Judging Chowderfest 2010
So I’ve agreed to be a judge for the annual Chowderfest in Troy, which takes place this Saturday.
Sometimes I wonder if I’ll ever learn. You see, dear readers, I’ve been to the rodeo before.
My first experience at judging a food competition was an apple pie baking contest a number of years ago. Who knew little old ladies had such a mean streak?
But, I’m confident the professionals competing in the Chowderfest will be more gracious losers than the pie bakers were.
The annual Chowderfest festival gets under way at 11 a.m. on Saturday downtown in the River Street Marina District, just north of the Green Island Bridge. More than 20 local restaurants will compete for the title of Best Local Chowder in various categories.
Besides the official judging by a team composed of Steve Barnes, Sarah Firesen, Mayor Harry J. Tutunjian and yours truly, there will be a chance for the public to participate in the People’s Choice judging.
It works like this: You can buy as many sample tickets at $1 apiece as you wish. Use the tickets to purchase a 3-oz. cup of chowder. Every five tickets you purchase entitle you to one voting ticket. After you’ve sampled all that you can, drop your votes in the marked bucket at your favorite team’s booth.
Each competing team will have 30 gallons of its chowder to dish out so there may be plenty to go around, but there’s no guarantee.
Besides the chowder, there will be live music from 11 a.m. to 4 p.m. featuring Simple Theory, the bluegrass band Who Nelly and the Greyhounds.
Official judging begins at noon. People’s Choice judging will run to 3:30 p.m. (or whenever the chowder runs out). Besides the Judges’ Choice for best chowder and the People’s Choice, there are special categories: Best Seafood, Best Vegetarian and Most Original chowders.
The awards will be announced at 4 p.m.
Some of Chowderfest’s proceeds will benefit community causes like the Troy Boys and Girls Club, whose mission is to provide young people with a safe environment and positive programs to encourage their moral, intellectural, social and physical development.

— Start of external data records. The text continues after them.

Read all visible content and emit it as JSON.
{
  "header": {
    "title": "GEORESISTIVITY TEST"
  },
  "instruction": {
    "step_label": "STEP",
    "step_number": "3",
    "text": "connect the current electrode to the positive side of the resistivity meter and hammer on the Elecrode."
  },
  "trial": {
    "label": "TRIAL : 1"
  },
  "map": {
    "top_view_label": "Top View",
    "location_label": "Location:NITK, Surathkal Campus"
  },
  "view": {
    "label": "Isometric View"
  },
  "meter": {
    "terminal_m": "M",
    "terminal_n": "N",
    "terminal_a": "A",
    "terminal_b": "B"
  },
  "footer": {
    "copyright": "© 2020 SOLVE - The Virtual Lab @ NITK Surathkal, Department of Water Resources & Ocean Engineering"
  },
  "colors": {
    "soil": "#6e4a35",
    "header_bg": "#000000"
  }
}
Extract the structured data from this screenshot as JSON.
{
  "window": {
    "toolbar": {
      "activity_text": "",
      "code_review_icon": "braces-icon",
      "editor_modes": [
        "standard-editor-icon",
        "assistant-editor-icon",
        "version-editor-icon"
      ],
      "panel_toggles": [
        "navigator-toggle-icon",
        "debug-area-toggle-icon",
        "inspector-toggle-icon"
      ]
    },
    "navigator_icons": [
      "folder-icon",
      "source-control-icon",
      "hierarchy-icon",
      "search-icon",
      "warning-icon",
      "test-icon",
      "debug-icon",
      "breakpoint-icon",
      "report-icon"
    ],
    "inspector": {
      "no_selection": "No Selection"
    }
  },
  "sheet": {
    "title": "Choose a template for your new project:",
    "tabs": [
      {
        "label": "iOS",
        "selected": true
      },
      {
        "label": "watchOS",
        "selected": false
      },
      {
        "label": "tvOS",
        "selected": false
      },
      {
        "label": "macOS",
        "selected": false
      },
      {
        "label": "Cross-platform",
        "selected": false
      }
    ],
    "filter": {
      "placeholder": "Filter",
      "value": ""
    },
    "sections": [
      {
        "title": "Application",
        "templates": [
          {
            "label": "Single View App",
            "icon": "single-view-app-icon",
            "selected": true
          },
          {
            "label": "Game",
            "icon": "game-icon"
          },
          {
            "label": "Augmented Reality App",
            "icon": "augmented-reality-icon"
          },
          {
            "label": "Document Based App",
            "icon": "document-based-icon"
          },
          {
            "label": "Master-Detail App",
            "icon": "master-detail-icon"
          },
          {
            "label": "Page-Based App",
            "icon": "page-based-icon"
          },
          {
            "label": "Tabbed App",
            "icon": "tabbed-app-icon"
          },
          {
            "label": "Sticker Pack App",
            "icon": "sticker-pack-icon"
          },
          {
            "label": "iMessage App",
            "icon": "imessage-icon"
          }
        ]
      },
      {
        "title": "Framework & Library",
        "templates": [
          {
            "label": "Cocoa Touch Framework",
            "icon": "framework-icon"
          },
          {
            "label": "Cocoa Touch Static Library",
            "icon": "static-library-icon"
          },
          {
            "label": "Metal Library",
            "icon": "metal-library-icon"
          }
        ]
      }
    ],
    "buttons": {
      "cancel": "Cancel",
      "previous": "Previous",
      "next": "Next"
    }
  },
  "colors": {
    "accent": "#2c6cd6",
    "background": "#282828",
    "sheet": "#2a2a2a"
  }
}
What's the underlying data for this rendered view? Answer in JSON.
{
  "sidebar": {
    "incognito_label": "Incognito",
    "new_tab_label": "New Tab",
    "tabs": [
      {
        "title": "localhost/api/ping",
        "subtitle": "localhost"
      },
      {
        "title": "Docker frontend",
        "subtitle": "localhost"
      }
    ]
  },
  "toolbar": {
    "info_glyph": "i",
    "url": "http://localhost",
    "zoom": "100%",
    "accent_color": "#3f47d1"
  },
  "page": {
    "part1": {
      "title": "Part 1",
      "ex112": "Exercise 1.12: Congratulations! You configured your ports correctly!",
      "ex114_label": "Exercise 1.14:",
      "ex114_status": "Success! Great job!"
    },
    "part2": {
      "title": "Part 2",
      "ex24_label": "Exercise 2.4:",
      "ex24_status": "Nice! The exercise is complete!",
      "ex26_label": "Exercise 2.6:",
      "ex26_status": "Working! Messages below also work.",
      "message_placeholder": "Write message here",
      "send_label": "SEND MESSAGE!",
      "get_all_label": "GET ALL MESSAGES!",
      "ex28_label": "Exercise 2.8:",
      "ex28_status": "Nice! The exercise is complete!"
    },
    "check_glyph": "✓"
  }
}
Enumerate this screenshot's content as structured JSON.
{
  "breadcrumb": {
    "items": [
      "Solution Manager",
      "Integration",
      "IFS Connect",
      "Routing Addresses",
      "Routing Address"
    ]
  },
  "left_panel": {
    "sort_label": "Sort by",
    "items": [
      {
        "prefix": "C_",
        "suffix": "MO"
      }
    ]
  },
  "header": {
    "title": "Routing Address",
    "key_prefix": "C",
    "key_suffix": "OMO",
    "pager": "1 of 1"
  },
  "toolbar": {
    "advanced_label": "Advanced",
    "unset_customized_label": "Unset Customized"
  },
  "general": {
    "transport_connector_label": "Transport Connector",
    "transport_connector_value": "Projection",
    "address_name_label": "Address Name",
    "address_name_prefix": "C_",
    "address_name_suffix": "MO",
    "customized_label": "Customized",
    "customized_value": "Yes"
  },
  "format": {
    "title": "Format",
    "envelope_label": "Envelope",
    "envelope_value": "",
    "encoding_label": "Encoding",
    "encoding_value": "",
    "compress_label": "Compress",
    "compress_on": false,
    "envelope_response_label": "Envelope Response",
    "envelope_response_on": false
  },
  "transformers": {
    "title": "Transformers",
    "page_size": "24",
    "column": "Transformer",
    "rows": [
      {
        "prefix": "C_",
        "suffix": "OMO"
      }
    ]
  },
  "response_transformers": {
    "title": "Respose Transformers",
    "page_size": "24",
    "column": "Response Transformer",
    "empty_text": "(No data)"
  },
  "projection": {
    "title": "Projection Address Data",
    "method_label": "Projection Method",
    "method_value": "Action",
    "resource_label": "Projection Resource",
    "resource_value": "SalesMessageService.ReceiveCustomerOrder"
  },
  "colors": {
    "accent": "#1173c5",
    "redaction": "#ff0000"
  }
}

The creativity of the chefs involved is evident in the chowders they’re fielding. Here are this year’s competitors, followed by their promised entries:
Albany Pump Station (Loaded Yukon Gold Potato Chowder with Smoked Woodland Ham); Brown’s Brewing Co. (Cheesy Porter Sausage Chowder and Crawfish and Chicken Curried Chowder); Delectabulls Deli (Loaded Baked Potato Chowder); Jose Malone’s (Shrimp and Roasted Corn Chowder with Chipotle Applewood Smoked Bacon and Capital District Community Gardens’ French Fingerling Potatoes); McGrievey’s (Classic New England Clam Chowder); RPI (Saffron Lobster and Corn Chowder with Drunken Crab and Cornbread Croutons); Ryan’s Wake (New England Clam Chowder with Roasted Garlic); Sterup Square’s Potter’s Tavern (Lobster Bisque).
Terminal Tavern (Three Little Pigs Chowder); Terra Cafe (Cheesy Potato Chowder); Yanni’s Too Restaurant (Louisiana Gulf Coast Chowder and Smoked Portobello Mushroom Chowder); Park Pub (Seafood Chowder and Thanksgiving Dinner Chowder); Spilln’ The Beans (Spanish Seafood Chowder and Roasted Red Pepper Corn Chowder); the Brown Derby (Boston Clam Chowder and Fort Lauderdale Boat Chowder); Ted’s Fish Fry (Manhattan Clam Chowder and New England Clam Chowder); the Judge’s Inn (Pastrami Reuben Chowder and Surf ’n’ Turf Chowder); Illium Cafe (Pumpkin and Parsnip Chowder Topped with Apple and Thyme Bread Pudding with a Fig Reduction); Mallozzi’s Italian Community Center (Autumn Pear Chowder); Arnet’s on Broadway (Turkey Dumpling Chowder and a Seafood Bisque); Uncle Ricky’s Bagel Haven (New England Clam Chowder).